Initiated by Borusan Sanat in the 2010-2011 season and held biannually in December, the third edition of the Borusan Istanbul Philharmonic Orchestra (BIPO) & Fazıl Say Festival scheduled for December 2014 is canceled with a statement by Borusan Sanat. The festival, conducted generally by BIPO Honorary Conductor Gürer Aykal, featured works of pianist Fazıl Say, who also performed at the event. Despite worldwide popularity, Say has become persona non grata for the government, especially after he received a suspended sentence for “insulting religion” because he tweeted a few lines from legendary Persian polymath Omar Khayyam.
Clues about ‘Dracula’s captivity’ unearthed in Tokat
Sept 8, 2014
Restoration works on Tokat Castle in the northern province of Tokat reveal a secret tunnel leading to the Pervane Bath, as well as a military shelter. Two dungeons were also discovered in the castle, where Wallachian Prince Vlad III the Impaler, also known as Dracula, is said to have been held captive in the early 15th century. Vlad III lived between 1431 and 1476. Most historians say he was kept in captivity in Romania. The exact length of his period of captivity is open to debate, though indications are that it was from 1462 to 1474.
Lady Gaga hits Istanbul stage

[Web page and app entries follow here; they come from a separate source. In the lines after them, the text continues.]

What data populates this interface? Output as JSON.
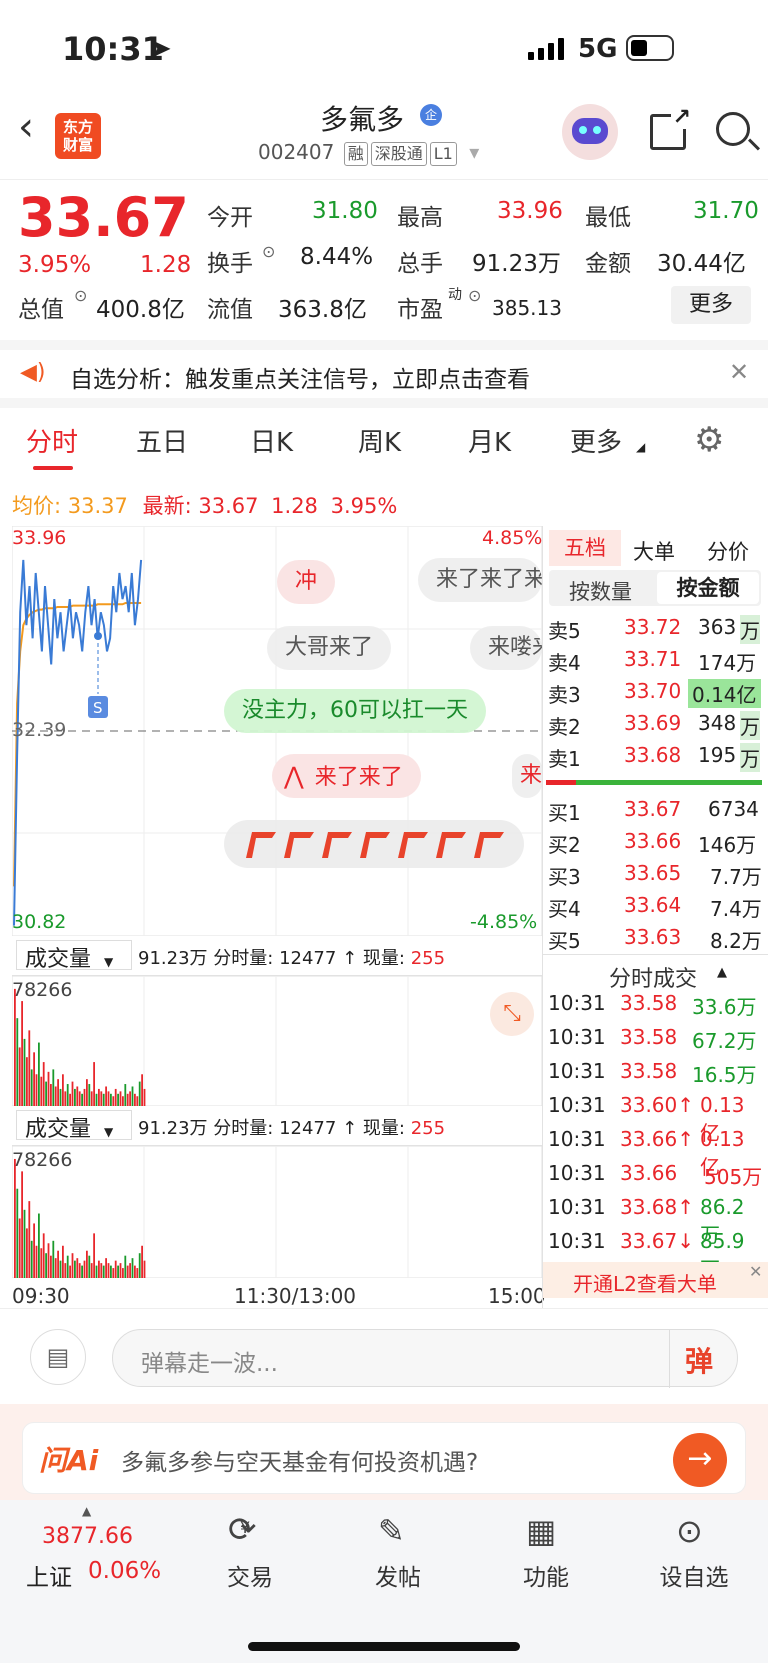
{
  "status_bar": {
    "time": "10:31",
    "network": "5G"
  },
  "header": {
    "stock_name": "多氟多",
    "code": "002407",
    "tags": [
      "融",
      "深股通",
      "L1"
    ],
    "badge": "企",
    "logo_text": "东方\n财富"
  },
  "quote": {
    "price": "33.67",
    "change_pct": "3.95%",
    "change": "1.28",
    "open_label": "今开",
    "open": "31.80",
    "high_label": "最高",
    "high": "33.96",
    "low_label": "最低",
    "low": "31.70",
    "turnover_label": "换手",
    "turnover": "8.44%",
    "volume_label": "总手",
    "volume": "91.23万",
    "amount_label": "金额",
    "amount": "30.44亿",
    "mktcap_label": "总值",
    "mktcap": "400.8亿",
    "float_label": "流值",
    "float": "363.8亿",
    "pe_label": "市盈",
    "pe_sup": "动",
    "pe": "385.13",
    "more_button": "更多"
  },
  "alert": {
    "text": "自选分析：触发重点关注信号，立即点击查看"
  },
  "tabs": [
    "分时",
    "五日",
    "日K",
    "周K",
    "月K",
    "更多"
  ],
  "chart_info": {
    "avg_label": "均价:",
    "avg": "33.37",
    "latest_label": "最新:",
    "latest": "33.67",
    "change": "1.28",
    "pct": "3.95%"
  },
  "chart_data": {
    "type": "line",
    "ymax_label": "33.96",
    "ymin_label": "30.82",
    "pct_up": "4.85%",
    "pct_down": "-4.85%",
    "prev_close_label": "32.39",
    "x_labels": [
      "09:30",
      "11:30/13:00",
      "15:00"
    ],
    "price": [
      30.9,
      32.2,
      33.3,
      33.7,
      33.2,
      33.5,
      33.1,
      33.6,
      33.3,
      33.0,
      33.5,
      33.2,
      32.9,
      33.4,
      33.1,
      33.3,
      33.0,
      33.2,
      33.4,
      33.1,
      33.3,
      33.2,
      33.0,
      33.3,
      33.5,
      33.2,
      33.4,
      33.1,
      33.3,
      33.2,
      33.0,
      33.1,
      33.5,
      33.3,
      33.6,
      33.4,
      33.5,
      33.3,
      33.6,
      33.2,
      33.4,
      33.7
    ],
    "avg": [
      31.2,
      32.6,
      33.0,
      33.2,
      33.25,
      33.28,
      33.3,
      33.31,
      33.32,
      33.32,
      33.33,
      33.33,
      33.33,
      33.33,
      33.34,
      33.34,
      33.34,
      33.34,
      33.34,
      33.35,
      33.35,
      33.35,
      33.35,
      33.35,
      33.35,
      33.35,
      33.35,
      33.36,
      33.36,
      33.36,
      33.36,
      33.36,
      33.36,
      33.36,
      33.36,
      33.36,
      33.37,
      33.37,
      33.37,
      33.37,
      33.37,
      33.37
    ]
  },
  "danmu": [
    "冲",
    "来了来了来",
    "大哥来了",
    "来喽来",
    "没主力，60可以扛一天",
    "来了来了",
    "来"
  ],
  "volume_panel": {
    "label": "成交量",
    "total": "91.23万",
    "minute_label": "分时量:",
    "minute": "12477",
    "now_label": "现量:",
    "now": "255",
    "max": "78266"
  },
  "depth": {
    "tabs": [
      "五档",
      "大单",
      "分价"
    ],
    "subtabs": [
      "按数量",
      "按金额"
    ],
    "sells": [
      {
        "label": "卖5",
        "price": "33.72",
        "vol": "363",
        "unit": "万"
      },
      {
        "label": "卖4",
        "price": "33.71",
        "vol": "174万",
        "unit": ""
      },
      {
        "label": "卖3",
        "price": "33.70",
        "vol": "0.14亿",
        "unit": ""
      },
      {
        "label": "卖2",
        "price": "33.69",
        "vol": "348",
        "unit": "万"
      },
      {
        "label": "卖1",
        "price": "33.68",
        "vol": "195",
        "unit": "万"
      }
    ],
    "buys": [
      {
        "label": "买1",
        "price": "33.67",
        "vol": "6734"
      },
      {
        "label": "买2",
        "price": "33.66",
        "vol": "146万"
      },
      {
        "label": "买3",
        "price": "33.65",
        "vol": "7.7万"
      },
      {
        "label": "买4",
        "price": "33.64",
        "vol": "7.4万"
      },
      {
        "label": "买5",
        "price": "33.63",
        "vol": "8.2万"
      }
    ]
  },
  "trades": {
    "title": "分时成交",
    "rows": [
      {
        "time": "10:31",
        "price": "33.58",
        "vol": "33.6万"
      },
      {
        "time": "10:31",
        "price": "33.58",
        "vol": "67.2万"
      },
      {
        "time": "10:31",
        "price": "33.58",
        "vol": "16.5万"
      },
      {
        "time": "10:31",
        "price": "33.60↑",
        "vol": "0.13亿"
      },
      {
        "time": "10:31",
        "price": "33.66↑",
        "vol": "0.13亿"
      },
      {
        "time": "10:31",
        "price": "33.66",
        "vol": "505万"
      },
      {
        "time": "10:31",
        "price": "33.68↑",
        "vol": "86.2万"
      },
      {
        "time": "10:31",
        "price": "33.67↓",
        "vol": "85.9万"
      }
    ],
    "l2_text": "开通L2查看大单"
  },
  "comment": {
    "placeholder": "弹幕走一波...",
    "danmu_btn": "弹"
  },
  "ai": {
    "logo": "问Ai",
    "prompt": "多氟多参与空天基金有何投资机遇?"
  },
  "bottom_nav": {
    "index_value": "3877.66",
    "index_name": "上证",
    "index_pct": "0.06%",
    "items": [
      "交易",
      "发帖",
      "功能",
      "设自选"
    ]
  }
}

Sept 16, 2014
U.S. singer Lady Gaga, widely regarded as the natural heir to Madonna’s Queen of Pop throne, hits the stage in Istanbul for her first performance in Turkey. The concert kicked off the Grammy award-winning singer’s European leg of her tour, backed up by a 144-member team consisting of dancers, creative directors, stylists and technicians.

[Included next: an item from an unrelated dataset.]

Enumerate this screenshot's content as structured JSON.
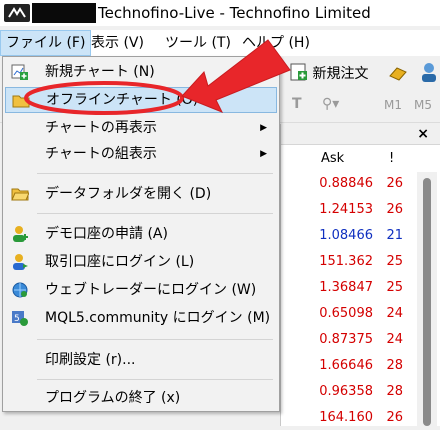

Censorship claims mark Golden Orange Film Festival
Sept 29, 2014
Reyan Tuvi’s documentary titled “Yeryüzü Aşkın Yüzü Oluncaya Dek” (Love Will Change the Earth), focusing on last year’s Gezi protests, is removed from the festival program of the 51st Antalya Golden Orange Film Festival on the grounds that it violates the Turkish Penal Code’s 125th and 299th articles on defamation of the president. “As the preliminary jury, we consider the evaluation of a film according to the Turkish Film Code and its removal from the program as censorship,” the jury members said, declaring that they “do not recognize” the decision. Eleven documentary films were also withdrawn from the festival in protest amid the debate over censorship.

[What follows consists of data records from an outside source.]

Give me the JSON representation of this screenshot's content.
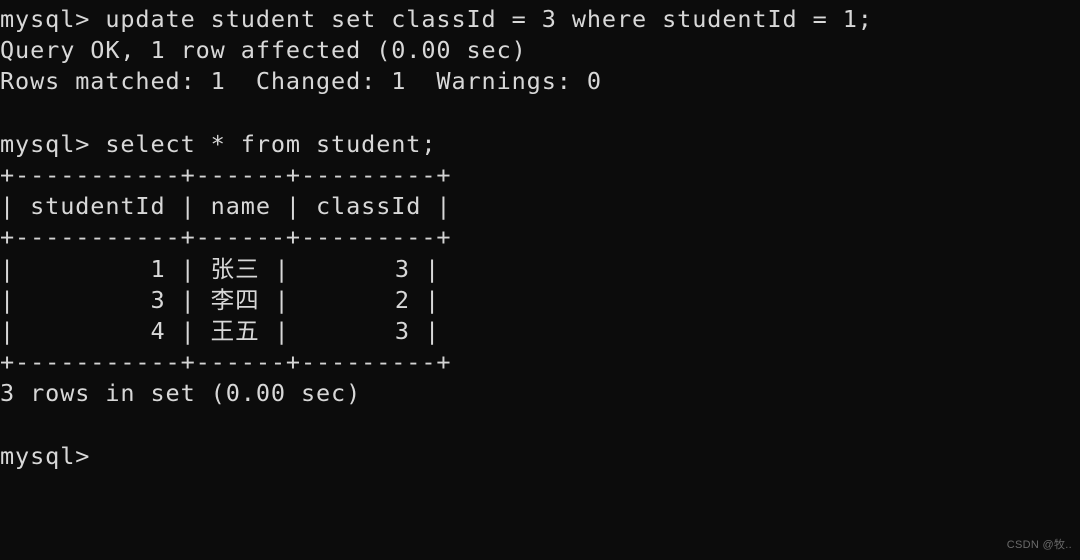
{
  "terminal": {
    "title": "mysql-client-terminal",
    "background_color": "#0c0c0c",
    "text_color": "#d8d8d8",
    "prompt": "mysql>",
    "lines": [
      "mysql> update student set classId = 3 where studentId = 1;",
      "Query OK, 1 row affected (0.00 sec)",
      "Rows matched: 1  Changed: 1  Warnings: 0",
      "",
      "mysql> select * from student;",
      "+-----------+------+---------+",
      "| studentId | name | classId |",
      "+-----------+------+---------+",
      "|         1 | 张三 |       3 |",
      "|         3 | 李四 |       2 |",
      "|         4 | 王五 |       3 |",
      "+-----------+------+---------+",
      "3 rows in set (0.00 sec)",
      "",
      "mysql>"
    ],
    "commands": [
      {
        "index": 0,
        "prompt": "mysql>",
        "sql": "update student set classId = 3 where studentId = 1;",
        "result_status": "Query OK, 1 row affected (0.00 sec)",
        "result_detail": "Rows matched: 1  Changed: 1  Warnings: 0"
      },
      {
        "index": 1,
        "prompt": "mysql>",
        "sql": "select * from student;",
        "result_footer": "3 rows in set (0.00 sec)"
      }
    ],
    "result_table": {
      "columns": [
        "studentId",
        "name",
        "classId"
      ],
      "rows": [
        [
          "1",
          "张三",
          "3"
        ],
        [
          "3",
          "李四",
          "2"
        ],
        [
          "4",
          "王五",
          "3"
        ]
      ],
      "row_count_text": "3 rows in set (0.00 sec)",
      "border_top": "+-----------+------+---------+",
      "border_header": "+-----------+------+---------+",
      "border_bottom": "+-----------+------+---------+"
    }
  },
  "watermark": {
    "text": "CSDN @牧.."
  }
}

New mosaics found at Zeugma
Nov 3, 2014
Three new mosaics are unearthed during the Muzalar House excavations in the ancient city of Zeugma in the southeastern province of Gaziantep. “We plan to establish a temporary roof for long-term protection. We estimate that the ancient city has 2,000-3,000 houses. Twenty-five of them remain under water. Excavations will be finished in the Muzalar House next year,” said the head of the excavations, Professor Kutalmış Göktay.
Bathonea excavations in Istanbul fill a gap in history
Nov 26, 2014
The Bathonea excavations that have been continuing in the Küçükçekmece lake basin for five years fill a gap in Istanbul’s chronology by revealing traces from 2000 B.C. Large structures, squares, churches and a palace complex have come to light, and the excavation team reached a large cistern on which names like Konstantin and Konstans were written. The cistern is believed to have dated back to the Byzantine era. In addition, scientists have found bones that are thousands of years old.
Massive underground city discovered in Nevşehir
Dec 27, 2014
With 2014 nearing an end, potentially the year’s biggest archaeological discovery comes with the revelation of an underground city in the Central Anatolian province of Nevşehir. The city was discovered during an urban transformation project by Turkey’s Housing Development Administration (TOKİ). TOKİ head Mehmet Ergün Turan said the area where the discovery was made was announced as an archeological area to be preserved. “It is not a known underground city. Tunnel passages of seven kilometers are being discussed. We stopped the construction we were planning to do on these areas when the underground city was discovered,” said Turan. The city is thought to date back 5,000 years and is located at the bottom of the Nevşehir fortress. Escape galleries and hidden churches were discovered inside the underground city.